§ PROBLEM STATEMENT
If a line below includes the string "JSON", copy it.

§ INPUT DATA
※ ※ ※

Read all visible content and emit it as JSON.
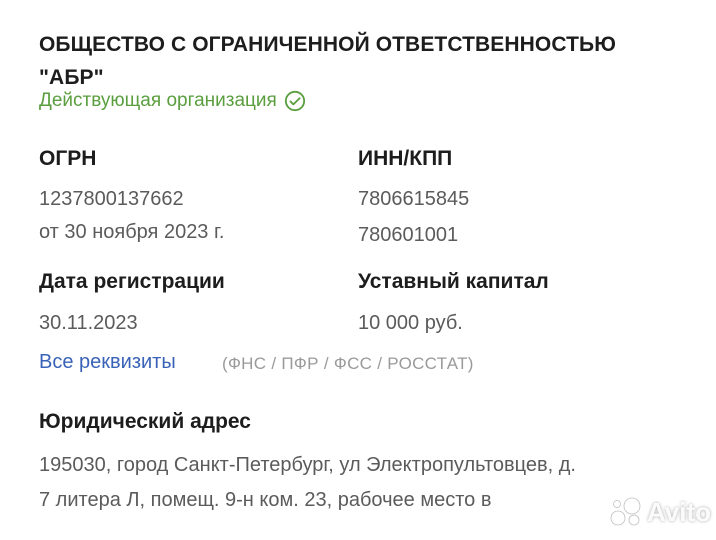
{
  "company": {
    "name_line1": "ОБЩЕСТВО С ОГРАНИЧЕННОЙ ОТВЕТСТВЕННОСТЬЮ",
    "name_line2": "\"АБР\"",
    "status": "Действующая организация",
    "status_color": "#5a9e3f"
  },
  "ogrn": {
    "label": "ОГРН",
    "number": "1237800137662",
    "date": "от 30 ноября 2023 г."
  },
  "inn_kpp": {
    "label": "ИНН/КПП",
    "inn": "7806615845",
    "kpp": "780601001"
  },
  "registration": {
    "label": "Дата регистрации",
    "date": "30.11.2023"
  },
  "capital": {
    "label": "Уставный капитал",
    "value": "10 000 руб."
  },
  "requisites": {
    "link_label": "Все реквизиты",
    "link_color": "#3a63b8",
    "sources": "(ФНС / ПФР / ФСС / РОССТАТ)"
  },
  "address": {
    "label": "Юридический адрес",
    "line1": "195030, город Санкт-Петербург, ул Электропультовцев, д.",
    "line2": "7 литера Л, помещ. 9-н ком. 23, рабочее место в"
  },
  "watermark": {
    "text": "Avito",
    "icon": "avito-logo-icon"
  }
}
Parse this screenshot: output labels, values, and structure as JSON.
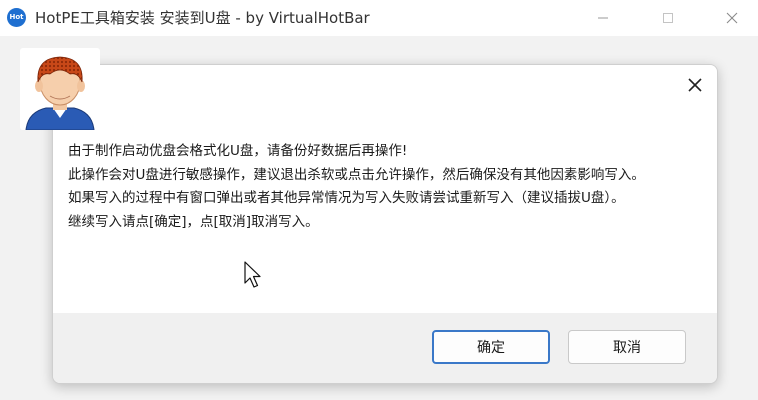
{
  "window": {
    "app_icon_text": "Hot",
    "title": "HotPE工具箱安装 安装到U盘 - by VirtualHotBar"
  },
  "dialog": {
    "message_lines": [
      "由于制作启动优盘会格式化U盘，请备份好数据后再操作!",
      "此操作会对U盘进行敏感操作，建议退出杀软或点击允许操作，然后确保没有其他因素影响写入。",
      "如果写入的过程中有窗口弹出或者其他异常情况为写入失败请尝试重新写入（建议插拔U盘）。",
      "继续写入请点[确定]，点[取消]取消写入。"
    ],
    "ok_label": "确定",
    "cancel_label": "取消"
  },
  "colors": {
    "accent": "#1e6fd0",
    "ok_border": "#3a78c8"
  },
  "icons": [
    "app-logo-icon",
    "minimize-icon",
    "maximize-icon",
    "close-icon",
    "dialog-close-icon",
    "mouse-cursor-icon"
  ]
}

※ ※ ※

§ REPLY
Read all visible content and emit it as JSON.
Parse this screenshot: output labels, values, and structure as JSON.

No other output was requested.